Mental stimulation is as important for your dog as physical exercise, and it can be as tiring as well. Feeding through puzzle toys can occupy him while you try to prepare dinner for the family, or visit with guests. Working for his dinner gives your dog a job to do.

Chew Items

You will want to teach your dog what is and isn’t appropriate to chew on in his new home. By providing plenty of appropriate things to chew on, you can prevent him from making mistakes, and discovering how good it feels to chew on the coffee table.

Choose real, dried out body parts for your dog to chew on and skip the plastic bones. Pigs ears, Bully sticks, Beef Tracheas, and Cow hooves are all good choices. Raw marrow bones and knuckle bones are a good choice as well.

These usually come frozen, and you give them to your dog raw and frozen.

A Red Rubber Kong
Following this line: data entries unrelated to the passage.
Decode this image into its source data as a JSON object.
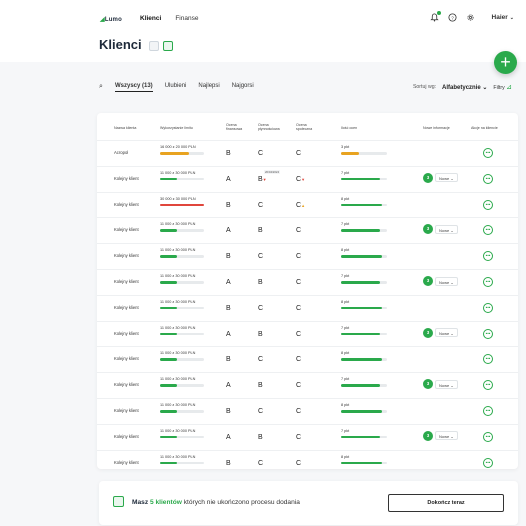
{
  "app": {
    "logo_text": "Lumo",
    "nav": [
      {
        "label": "Klienci",
        "active": true
      },
      {
        "label": "Finanse",
        "active": false
      }
    ],
    "user_name": "Haier",
    "accent": "#2aa94b"
  },
  "page": {
    "title": "Klienci",
    "fab_label": "+"
  },
  "filters": {
    "tabs": [
      "Wszyscy (13)",
      "Ulubieni",
      "Najlepsi",
      "Najgorsi"
    ],
    "sort_label": "Sortuj wg:",
    "sort_value": "Alfabetycznie",
    "filters_label": "Filtry"
  },
  "table": {
    "headers": {
      "name": "Nazwa klienta",
      "limit": "Wykorzystanie limitu",
      "grade_fin": "Ocena finansowa",
      "grade_pay": "Ocena płynnościowa",
      "grade_soc": "Ocena społeczna",
      "days": "Ilość ocen",
      "info": "Nowe informacje",
      "actions": "Akcje na kliencie"
    },
    "rows": [
      {
        "name": "Acropol",
        "limit": "16 000 z 20 000 PLN",
        "limit_pct": 0.65,
        "limit_color": "#e8a320",
        "g1": "B",
        "g2": "C",
        "g2_arrow": "",
        "g3": "C",
        "g3_arrow": "",
        "days": "3 pkt",
        "days_pct": 0.4,
        "days_color": "#e8a320",
        "info": "",
        "tag": ""
      },
      {
        "name": "Kolejny klient",
        "limit": "11 000 z 30 000 PLN",
        "limit_pct": 0.38,
        "limit_color": "#2aa94b",
        "g1": "A",
        "g2": "B",
        "g2_arrow": "▼",
        "g3": "C",
        "g3_arrow": "▼",
        "days": "7 pkt",
        "days_pct": 0.85,
        "days_color": "#2aa94b",
        "info": "3",
        "tag": "20/04/2024"
      },
      {
        "name": "Kolejny klient",
        "limit": "30 000 z 30 000 PLN",
        "limit_pct": 1.0,
        "limit_color": "#e0463c",
        "g1": "B",
        "g2": "C",
        "g2_arrow": "",
        "g3": "C",
        "g3_arrow": "▲",
        "days": "8 pkt",
        "days_pct": 0.9,
        "days_color": "#2aa94b",
        "info": "",
        "tag": ""
      },
      {
        "name": "Kolejny klient",
        "limit": "11 000 z 30 000 PLN",
        "limit_pct": 0.38,
        "limit_color": "#2aa94b",
        "g1": "A",
        "g2": "B",
        "g2_arrow": "",
        "g3": "C",
        "g3_arrow": "",
        "days": "7 pkt",
        "days_pct": 0.85,
        "days_color": "#2aa94b",
        "info": "3",
        "tag": ""
      },
      {
        "name": "Kolejny klient",
        "limit": "11 000 z 30 000 PLN",
        "limit_pct": 0.38,
        "limit_color": "#2aa94b",
        "g1": "B",
        "g2": "C",
        "g2_arrow": "",
        "g3": "C",
        "g3_arrow": "",
        "days": "8 pkt",
        "days_pct": 0.9,
        "days_color": "#2aa94b",
        "info": "",
        "tag": ""
      },
      {
        "name": "Kolejny klient",
        "limit": "11 000 z 30 000 PLN",
        "limit_pct": 0.38,
        "limit_color": "#2aa94b",
        "g1": "A",
        "g2": "B",
        "g2_arrow": "",
        "g3": "C",
        "g3_arrow": "",
        "days": "7 pkt",
        "days_pct": 0.85,
        "days_color": "#2aa94b",
        "info": "3",
        "tag": ""
      },
      {
        "name": "Kolejny klient",
        "limit": "11 000 z 30 000 PLN",
        "limit_pct": 0.38,
        "limit_color": "#2aa94b",
        "g1": "B",
        "g2": "C",
        "g2_arrow": "",
        "g3": "C",
        "g3_arrow": "",
        "days": "8 pkt",
        "days_pct": 0.9,
        "days_color": "#2aa94b",
        "info": "",
        "tag": ""
      },
      {
        "name": "Kolejny klient",
        "limit": "11 000 z 30 000 PLN",
        "limit_pct": 0.38,
        "limit_color": "#2aa94b",
        "g1": "A",
        "g2": "B",
        "g2_arrow": "",
        "g3": "C",
        "g3_arrow": "",
        "days": "7 pkt",
        "days_pct": 0.85,
        "days_color": "#2aa94b",
        "info": "3",
        "tag": ""
      },
      {
        "name": "Kolejny klient",
        "limit": "11 000 z 30 000 PLN",
        "limit_pct": 0.38,
        "limit_color": "#2aa94b",
        "g1": "B",
        "g2": "C",
        "g2_arrow": "",
        "g3": "C",
        "g3_arrow": "",
        "days": "8 pkt",
        "days_pct": 0.9,
        "days_color": "#2aa94b",
        "info": "",
        "tag": ""
      },
      {
        "name": "Kolejny klient",
        "limit": "11 000 z 30 000 PLN",
        "limit_pct": 0.38,
        "limit_color": "#2aa94b",
        "g1": "A",
        "g2": "B",
        "g2_arrow": "",
        "g3": "C",
        "g3_arrow": "",
        "days": "7 pkt",
        "days_pct": 0.85,
        "days_color": "#2aa94b",
        "info": "3",
        "tag": ""
      },
      {
        "name": "Kolejny klient",
        "limit": "11 000 z 30 000 PLN",
        "limit_pct": 0.38,
        "limit_color": "#2aa94b",
        "g1": "B",
        "g2": "C",
        "g2_arrow": "",
        "g3": "C",
        "g3_arrow": "",
        "days": "8 pkt",
        "days_pct": 0.9,
        "days_color": "#2aa94b",
        "info": "",
        "tag": ""
      },
      {
        "name": "Kolejny klient",
        "limit": "11 000 z 30 000 PLN",
        "limit_pct": 0.38,
        "limit_color": "#2aa94b",
        "g1": "A",
        "g2": "B",
        "g2_arrow": "",
        "g3": "C",
        "g3_arrow": "",
        "days": "7 pkt",
        "days_pct": 0.85,
        "days_color": "#2aa94b",
        "info": "3",
        "tag": ""
      },
      {
        "name": "Kolejny klient",
        "limit": "11 000 z 30 000 PLN",
        "limit_pct": 0.38,
        "limit_color": "#2aa94b",
        "g1": "B",
        "g2": "C",
        "g2_arrow": "",
        "g3": "C",
        "g3_arrow": "",
        "days": "8 pkt",
        "days_pct": 0.9,
        "days_color": "#2aa94b",
        "info": "",
        "tag": ""
      }
    ],
    "info_label": "Nowe",
    "action_icon": "more-icon"
  },
  "bottom": {
    "text_prefix": "Masz",
    "count_text": "5 klientów",
    "text_suffix": "których nie ukończono procesu dodania",
    "button_label": "Dokończ teraz"
  }
}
Stuff this with yummy things (traditionally peanut butter) for your dog to extract from the center. It provides an outlet for chewing and its fun to chase because of its irregular bouncing movements. You can also pack it with things like canned dog food or low-fat plain yogurt and then freeze it solid for a longer chewing session.

Dog Food

Avoid foods that contain Corn, Wheat, and Soy. You’ll also want to avoid vague descriptions like “animal fat” (what kind of animal?) and added sugar. Dogs like sweet stuff but they certainly don’t need sugar added to their food!

Meat should be the first ingredient you see listed, and the following 8 to 10 ingredients should be things that you recognize and can pronounce.

You can also consult The Whole Dog Journal (a monthly publication available in print or online) for a list of high-quality canned and dry foods to feed.

A Front Clip Harness And 6-Foot Leash

Harnesses, such as the Freedom No pull Harness, the Balance Harness or the Perfect Fit Harness, work to reduce pulling by having the leash clip on your dog’s chest rather than behind his shoulders.

Avoid products that work to reduce pulling by applying pain, such as a prong collar. A flexi-leash can inadvertently reinforce pulling, so choose a regular 6-foot leash instead.

Dog Treats And A Clicker

You’ll need to do some training with your new dog, and force-free clicker training is a good choice for establishing the basics and building a good relationship with your new dog.

If your dog has previously been trained with methods that used pain, intimidation or punishment, you’ll want to show your dog that in his new world, none of those things will happen any more.

Toys

Have a variety of toys for your dog: rope toys, squeaky toys, crinkly toys, tennis balls, rubber balls. You don’t know what his preferences will be.

The simplest and least expensive toy you can give your dog is a water bottle stuffed in a sock – dogs seem to love it!

Playing with your dog is an important part of relationship building.

Environmental Calming Aids

Remember, the re-homing process can be stressful for a dog. Providing a calm home environment will help your dog through the transition.

• Lavender Aromatherapy: available as a candle or room spray

• Through A Dog’s ear music CD’s available at www.throughadogsear.com

• DAP (Dog Appeasing Pheromone): available as a Plug In or room spray